What if we treated our oceans like they matter?
During my time as an oceans campaigner at Greenpeace, I’ve sat in a tiny boat in the middle of the Indian Ocean, watching a fishing boat pull in miles of drift nets. The nets were full of tuna, but there were also dead spinner dolphins, manta rays, thresher sharks and more – a grim demonstration of devastation at sea. I’ve been right up close with some of the biggest fishing vessels in the world, watching as they haul out incomprehensible numbers of fish.
But I’ve also sat in rooms with representatives from fishing communities, people who rely on fish for their food and livelihoods, who are struggling to scratch together a living and are looking ahead at a bleak future. There’s no simple solution to fix both.
Seeing the destruction of the natural world, both on land and at sea, has moved more and more people to become vegan. This is a hugely positive thing: the more people that turn to a plant based diet, the better it will be for the planet. But although it might be part of the puzzle, veganism isn’t the silver bullet for our oceans. A campaign that focuses only on veganism ignores the billions of people that depend on the oceans for survival. And without finding a lasting solution that looks after people and planet, our oceans don’t stand a chance. Greenpeace has joined with scientists, civil society and many governments around the world to propose that at least 30% of the world’s oceans are protected by 2030 and the remainder is managed sustainably and in the public interest. Finding this balance between the two is a route to restoring the health of our oceans that also builds solidarity with frontline communities and safeguards livelihoods and human dignity.
Across the world, the climate is changing and nature is under pressure. Perhaps nowhere is this felt more acutely than along the world’s coastlines. More than three billion people depend on the ocean for their primary source of food and for their livelihoods and many of these communities are finding the fish they have caught for generations are disappearing. We need an ambitious Global Ocean Treaty to help put at least 30% of the world’s oceans off limits to most human activity, creating oceans sanctuaries for fish and other ocean wildlife to recover and thrive. That would ensure the oceans recover, are more resilient to threats like climate change and that communities everywhere continue to live in harmony with them.

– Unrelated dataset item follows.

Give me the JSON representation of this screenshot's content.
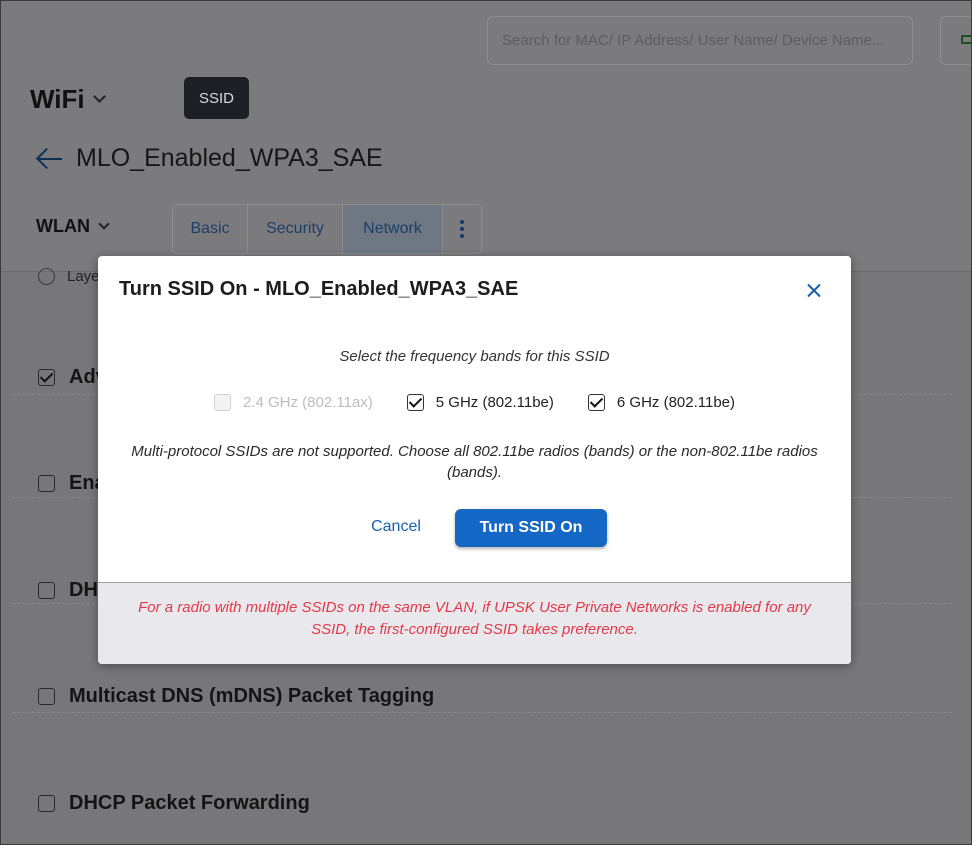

The other side to campaigning for ocean protection is standing up to the global industrial fishing industry, which remains one of the greatest threats to ocean health and to communities dependent on low impact, more sustainable fishing. Greenpeace has been campaigning against destructive fishing for decades and we’re not stopping now. In just the last few years we’ve taken on the world’s biggest tinned tuna company; we’ve dropped boulders to prevent harmful bottom trawling inside protected areas, and we’ve put our bodies in the way of unregulated fishing in the South-West Atlantic. We are an organisation of passionate and dedicated people willing to put themselves on the line for nature. Over the last decade we’ve also stood alongside local fishing communities in court cases supporting their right to fish over multinational companies and we’ve advocated on behalf of migrant fishers for better working conditions onboard the world’s distant water fishing vessels. A campaign for ocean protection has to have the rights of those who depend on the ocean at its centre.

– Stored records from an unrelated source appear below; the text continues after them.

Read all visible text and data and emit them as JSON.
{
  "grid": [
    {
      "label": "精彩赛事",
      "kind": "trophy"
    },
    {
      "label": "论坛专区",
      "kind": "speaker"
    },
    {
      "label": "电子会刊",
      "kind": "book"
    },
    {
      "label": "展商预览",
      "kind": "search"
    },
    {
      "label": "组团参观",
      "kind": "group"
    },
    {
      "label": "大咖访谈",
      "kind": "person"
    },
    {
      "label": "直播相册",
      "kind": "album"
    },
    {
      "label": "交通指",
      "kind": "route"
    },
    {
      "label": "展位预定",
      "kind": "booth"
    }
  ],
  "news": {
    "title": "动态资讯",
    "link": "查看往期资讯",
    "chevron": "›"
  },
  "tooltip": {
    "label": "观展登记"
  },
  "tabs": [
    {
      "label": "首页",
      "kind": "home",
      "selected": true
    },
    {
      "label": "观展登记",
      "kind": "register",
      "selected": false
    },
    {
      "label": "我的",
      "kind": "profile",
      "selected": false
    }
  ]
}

There are many dietary lifestyles, including veganism, that offer a better way forward for protecting the planet. We are proud to work alongside our allies in animal rights organisations towards our common goal: ending the disastrous expansion of industrial meat and dairy, and reducing meat, dairy and fish consumption and production worldwide.
For years, Greenpeace has been telling our supporters that eating less fish and eating a more plant-based diet is key for ocean health. But campaigning for a blanket ban on fishing would undermine the rights of people worldwide who depend on the oceans for their food and livelihoods and who are in desperate need of allies prepared to speak up on their behalf. Many coastal communities live in harmony with nature, not taking more from the ocean than it can give. Many, especially in the Global South, are amongst the most vulnerable in the world, fighting multiple threats including climate change and overfishing – both catastrophes that have been largely caused by the privileged Global North. We need these communities’ collective power to help pressure governments to agree a strong Global Ocean Treaty – we see throughout history that change happens when we work together.
I know it’s not a simple solution and it’s definitely not easy – and I know from watching first-hand the wanton destruction of marine life, it’s a devastating situation. But it is the right thing to do. And if we get it right, it could mean I never have to watch another shark pulled out of the ocean by a factory ship, or to meet with another fishing community that’s seen their way of life destroyed by big business.
Will McCallum is head of oceans at Greenpeace UK.